There is speculation about how well various new and small parties will do in today’s elections to the Scottish and Welsh Parliaments. Former SNP First-Minister Alex Salmond has recently established the Alba Party, while George Galloway has created Unity 4 All. Both are contesting regional list seats in Scotland. Meanwhile, Abolish the Welsh Assembly has come fourth, with at least 6% of the regional list vote, in all four polls for the Welsh Parliament (Senedd Cymru) since mid-April. Also, Reform-UK, the renamed Brexit Party, is fielding candidates in both countries. These are just some of the various contenders.
This post explains some of the complications in trying to figure out what share of the vote a party needs to get elected in these institutions. It ends up pointing to past experience as a guide and drawing comparison with and the electoral system for the Greater London Assembly (GLA).
TLDR: The experience of all five elections to the Scottish Parliament suggests that around 5.5% of a regional list vote is usually enough to win a seat. It would be rare, but not impossible, to miss out on a seat with 6%. Winning on 5.2% to 5.4% is not uncommon. The lowest D’Hondt ratio ever to yield a seat in Scotland was 4.6% (equivalent to a single party winning a seat on that share). That was in 2003 when the SNP won 5 seats, including 2 list seats, with 23.0% of the Mid Scotland and Fife list vote. For the Senedd, a share of around 6.5% in a region is likely to be enough, especially in North Wales and Mid and West Wales which have historically been more accessible to small parties. By comparison, the GLA has a 5% legal threshold, without which parties would get seats with 3.8% of the vote.
The Scottish Parliament has 129 seats. The electoral system is sometimes described as proportional, but it is significantly different from pure proportional representation. If it were close then a party would win a seat for roughly every 0.8% of the vote, since 100/129=0.8. More precisely, if all the seats were elected by the D’Hondt method of proportional representation a party would be guaranteed a seat with more than 100/(1+Number of seats) per cent of the vote, that is 100/130 = 0.77% of the vote. As we shall see that is much lower than what is actually required to get elected.
Local election seat gains and losses are hideous to try to predict at the best of times. Various factors make this year especially hard. The Covid-19 pandemic means that the 2020 round of local elections was postponed to today, and there have been various boundary changes and restructuring that mean it is hard to allocate many seats to either the 2016-2020 or the 2017-2021 4-year cycle that my model requires. Nonetheless, and despite the weaknesses of my 2019 forecast (discussed below), I have ploughed on regardless. This is not due to the kind of stoic determination that the Finns call sisu: amusingly summarised by someone as, “chin down and press on to the next disappointment.” Rather, I am still curious as to how much of a guide (on a broad macro level) Westminster vote intention polls are to local election outcomes.

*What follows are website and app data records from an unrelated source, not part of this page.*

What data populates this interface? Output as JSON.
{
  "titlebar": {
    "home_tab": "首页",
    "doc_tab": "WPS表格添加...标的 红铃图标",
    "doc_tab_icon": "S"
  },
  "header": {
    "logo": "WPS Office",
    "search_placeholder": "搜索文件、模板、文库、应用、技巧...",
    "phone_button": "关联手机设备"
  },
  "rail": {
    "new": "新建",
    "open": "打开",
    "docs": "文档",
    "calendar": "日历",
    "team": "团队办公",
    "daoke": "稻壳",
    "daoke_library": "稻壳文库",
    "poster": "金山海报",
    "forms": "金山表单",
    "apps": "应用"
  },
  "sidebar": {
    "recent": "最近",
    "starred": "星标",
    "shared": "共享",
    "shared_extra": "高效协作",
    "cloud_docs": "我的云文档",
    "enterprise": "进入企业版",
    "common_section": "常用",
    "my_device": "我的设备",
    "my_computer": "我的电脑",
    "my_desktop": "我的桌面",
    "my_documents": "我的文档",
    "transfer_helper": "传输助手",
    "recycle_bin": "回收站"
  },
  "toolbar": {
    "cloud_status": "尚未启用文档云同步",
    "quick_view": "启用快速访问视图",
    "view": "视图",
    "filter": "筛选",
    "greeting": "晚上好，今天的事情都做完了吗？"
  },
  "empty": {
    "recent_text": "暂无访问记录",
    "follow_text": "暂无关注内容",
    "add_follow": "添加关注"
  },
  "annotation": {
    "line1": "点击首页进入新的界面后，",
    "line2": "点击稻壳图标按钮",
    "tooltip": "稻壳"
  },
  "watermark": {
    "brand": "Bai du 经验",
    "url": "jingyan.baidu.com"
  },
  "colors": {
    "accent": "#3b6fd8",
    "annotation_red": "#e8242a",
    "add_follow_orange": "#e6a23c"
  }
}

Headline forecasts are in the table below together with the range of possible outcomes in the model. The table includes the projections from Michael Thrasher’s second scenario here. He and Colin Rallings would normally calculate an expected National Equivalent Vote (NEV) from the results of local by-elections, but those have not been happening. Instead Michael Thrasher has used adjusted opinion polls to estimate the NEV and then projected the implied changes at the ward/division level. Both mine and his methods use polls this year, but whereas Michael’s is a local projection based on previous ward and division level results, mine is based on regression models of the macro historical relationship between poll changes and net seat changes. (For a really micro, individual-level approach, predicting Labour losses in “red-wall” councils, but not overall net gains and losses, see the analysis from YouGov’s Patrick English here.)
Table 1. Forecasts for English local election net seat changes 2021
-770 to +350
-290 to +430
-50 to +330
It is striking that my forecasts point in different directions from Michael Thrasher’s projections for every party. But with 4630 odd seats up for election, both sets of predictions are for modest net changes. The prediction intervals for my forecasts comfortably include zero for all three parties, so each of them could easily end either up or down when all the results are in.
This post is a revised and updated version of a similar post from 2019 here.
A key summary statistic of the outcome of each year’s annual round of local elections is the so-called Projected National Share (PNS). This is an estimate of the share of the vote that the principal parties would have won in a GB-wide general election if voters across the country as a whole had behaved in the same way as those who actually voted in the local elections. It provides a single, seemingly straightforward measure of party performance that can tell us not only how well or badly a party has done as compared with four years ago (when, typically, most of the seats up for grabs were last contested), but also as compared with any previous local election for which a PNS is available – even though the places in which local elections are held varies considerably from one year to the next.
In this blog we provide some guidance as to how the PNS is being calculated this year by the BBC and how it will be used to project an outcome in terms of House of Commons seats.